**Exercise brief:**
Nothing is to be altered. Print each record in full.

**Available data:**
__________________________________________________

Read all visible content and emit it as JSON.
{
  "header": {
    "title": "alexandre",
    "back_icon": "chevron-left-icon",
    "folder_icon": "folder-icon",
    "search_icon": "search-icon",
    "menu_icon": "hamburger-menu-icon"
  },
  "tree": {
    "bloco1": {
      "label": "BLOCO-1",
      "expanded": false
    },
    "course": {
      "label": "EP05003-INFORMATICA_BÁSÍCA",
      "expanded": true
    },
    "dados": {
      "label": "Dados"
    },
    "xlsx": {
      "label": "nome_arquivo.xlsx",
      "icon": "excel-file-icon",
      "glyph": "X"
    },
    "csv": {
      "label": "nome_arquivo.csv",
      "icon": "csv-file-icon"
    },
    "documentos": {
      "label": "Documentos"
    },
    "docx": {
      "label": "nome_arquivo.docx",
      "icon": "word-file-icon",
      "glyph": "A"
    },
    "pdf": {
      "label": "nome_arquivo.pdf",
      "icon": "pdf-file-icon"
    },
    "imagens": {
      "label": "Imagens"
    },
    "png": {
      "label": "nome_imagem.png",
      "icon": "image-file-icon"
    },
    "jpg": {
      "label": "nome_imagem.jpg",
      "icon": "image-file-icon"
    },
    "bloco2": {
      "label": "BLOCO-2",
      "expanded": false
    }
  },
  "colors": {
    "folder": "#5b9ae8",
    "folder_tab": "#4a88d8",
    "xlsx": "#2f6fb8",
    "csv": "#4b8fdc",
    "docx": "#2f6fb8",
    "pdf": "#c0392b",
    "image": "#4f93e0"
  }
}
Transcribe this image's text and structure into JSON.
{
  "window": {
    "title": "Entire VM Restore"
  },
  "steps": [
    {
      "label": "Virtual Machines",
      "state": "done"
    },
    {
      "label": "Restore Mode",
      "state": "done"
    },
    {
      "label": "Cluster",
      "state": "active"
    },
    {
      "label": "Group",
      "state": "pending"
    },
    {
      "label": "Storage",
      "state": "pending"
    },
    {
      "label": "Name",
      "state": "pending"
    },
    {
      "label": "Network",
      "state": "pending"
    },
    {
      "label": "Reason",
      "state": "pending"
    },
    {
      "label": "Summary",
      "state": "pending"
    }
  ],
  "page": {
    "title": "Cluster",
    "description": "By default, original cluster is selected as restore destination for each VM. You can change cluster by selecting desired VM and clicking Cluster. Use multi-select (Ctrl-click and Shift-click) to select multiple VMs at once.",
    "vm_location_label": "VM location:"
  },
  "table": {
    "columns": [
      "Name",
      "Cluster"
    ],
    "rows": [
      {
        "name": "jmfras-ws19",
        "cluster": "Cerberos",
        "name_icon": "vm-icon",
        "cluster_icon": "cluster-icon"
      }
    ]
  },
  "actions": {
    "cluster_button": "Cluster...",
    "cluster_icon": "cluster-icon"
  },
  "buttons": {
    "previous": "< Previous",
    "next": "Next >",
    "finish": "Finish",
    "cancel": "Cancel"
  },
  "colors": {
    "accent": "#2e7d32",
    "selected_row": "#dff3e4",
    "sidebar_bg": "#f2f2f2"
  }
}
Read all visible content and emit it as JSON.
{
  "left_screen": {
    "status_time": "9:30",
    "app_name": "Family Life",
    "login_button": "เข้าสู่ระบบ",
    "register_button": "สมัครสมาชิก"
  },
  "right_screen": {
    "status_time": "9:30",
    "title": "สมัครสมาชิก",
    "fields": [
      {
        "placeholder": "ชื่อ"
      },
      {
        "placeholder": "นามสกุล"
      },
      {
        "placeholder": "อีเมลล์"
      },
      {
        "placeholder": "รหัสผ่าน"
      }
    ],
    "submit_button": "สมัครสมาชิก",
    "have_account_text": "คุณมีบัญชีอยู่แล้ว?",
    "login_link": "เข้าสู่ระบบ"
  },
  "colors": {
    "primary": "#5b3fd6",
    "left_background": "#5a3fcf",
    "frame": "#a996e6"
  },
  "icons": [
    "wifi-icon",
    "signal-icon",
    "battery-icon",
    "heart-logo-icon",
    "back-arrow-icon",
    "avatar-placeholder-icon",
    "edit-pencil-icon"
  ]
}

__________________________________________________

**Solution for this exercise:**
Read all visible content and emit it as JSON.
{
  "header": {
    "title": "alexandre",
    "back_icon": "chevron-left-icon",
    "folder_icon": "folder-icon",
    "search_icon": "search-icon",
    "menu_icon": "hamburger-menu-icon"
  },
  "tree": {
    "bloco1": {
      "label": "BLOCO-1",
      "expanded": false
    },
    "course": {
      "label": "EP05003-INFORMATICA_BÁSÍCA",
      "expanded": true
    },
    "dados": {
      "label": "Dados"
    },
    "xlsx": {
      "label": "nome_arquivo.xlsx",
      "icon": "excel-file-icon",
      "glyph": "X"
    },
    "csv": {
      "label": "nome_arquivo.csv",
      "icon": "csv-file-icon"
    },
    "documentos": {
      "label": "Documentos"
    },
    "docx": {
      "label": "nome_arquivo.docx",
      "icon": "word-file-icon",
      "glyph": "A"
    },
    "pdf": {
      "label": "nome_arquivo.pdf",
      "icon": "pdf-file-icon"
    },
    "imagens": {
      "label": "Imagens"
    },
    "png": {
      "label": "nome_imagem.png",
      "icon": "image-file-icon"
    },
    "jpg": {
      "label": "nome_imagem.jpg",
      "icon": "image-file-icon"
    },
    "bloco2": {
      "label": "BLOCO-2",
      "expanded": false
    }
  },
  "colors": {
    "folder": "#5b9ae8",
    "folder_tab": "#4a88d8",
    "xlsx": "#2f6fb8",
    "csv": "#4b8fdc",
    "docx": "#2f6fb8",
    "pdf": "#c0392b",
    "image": "#4f93e0"
  }
}
Transcribe this image's text and structure into JSON.
{
  "window": {
    "title": "Entire VM Restore"
  },
  "steps": [
    {
      "label": "Virtual Machines",
      "state": "done"
    },
    {
      "label": "Restore Mode",
      "state": "done"
    },
    {
      "label": "Cluster",
      "state": "active"
    },
    {
      "label": "Group",
      "state": "pending"
    },
    {
      "label": "Storage",
      "state": "pending"
    },
    {
      "label": "Name",
      "state": "pending"
    },
    {
      "label": "Network",
      "state": "pending"
    },
    {
      "label": "Reason",
      "state": "pending"
    },
    {
      "label": "Summary",
      "state": "pending"
    }
  ],
  "page": {
    "title": "Cluster",
    "description": "By default, original cluster is selected as restore destination for each VM. You can change cluster by selecting desired VM and clicking Cluster. Use multi-select (Ctrl-click and Shift-click) to select multiple VMs at once.",
    "vm_location_label": "VM location:"
  },
  "table": {
    "columns": [
      "Name",
      "Cluster"
    ],
    "rows": [
      {
        "name": "jmfras-ws19",
        "cluster": "Cerberos",
        "name_icon": "vm-icon",
        "cluster_icon": "cluster-icon"
      }
    ]
  },
  "actions": {
    "cluster_button": "Cluster...",
    "cluster_icon": "cluster-icon"
  },
  "buttons": {
    "previous": "< Previous",
    "next": "Next >",
    "finish": "Finish",
    "cancel": "Cancel"
  },
  "colors": {
    "accent": "#2e7d32",
    "selected_row": "#dff3e4",
    "sidebar_bg": "#f2f2f2"
  }
}
Read all visible content and emit it as JSON.
{
  "left_screen": {
    "status_time": "9:30",
    "app_name": "Family Life",
    "login_button": "เข้าสู่ระบบ",
    "register_button": "สมัครสมาชิก"
  },
  "right_screen": {
    "status_time": "9:30",
    "title": "สมัครสมาชิก",
    "fields": [
      {
        "placeholder": "ชื่อ"
      },
      {
        "placeholder": "นามสกุล"
      },
      {
        "placeholder": "อีเมลล์"
      },
      {
        "placeholder": "รหัสผ่าน"
      }
    ],
    "submit_button": "สมัครสมาชิก",
    "have_account_text": "คุณมีบัญชีอยู่แล้ว?",
    "login_link": "เข้าสู่ระบบ"
  },
  "colors": {
    "primary": "#5b3fd6",
    "left_background": "#5a3fcf",
    "frame": "#a996e6"
  },
  "icons": [
    "wifi-icon",
    "signal-icon",
    "battery-icon",
    "heart-logo-icon",
    "back-arrow-icon",
    "avatar-placeholder-icon",
    "edit-pencil-icon"
  ]
}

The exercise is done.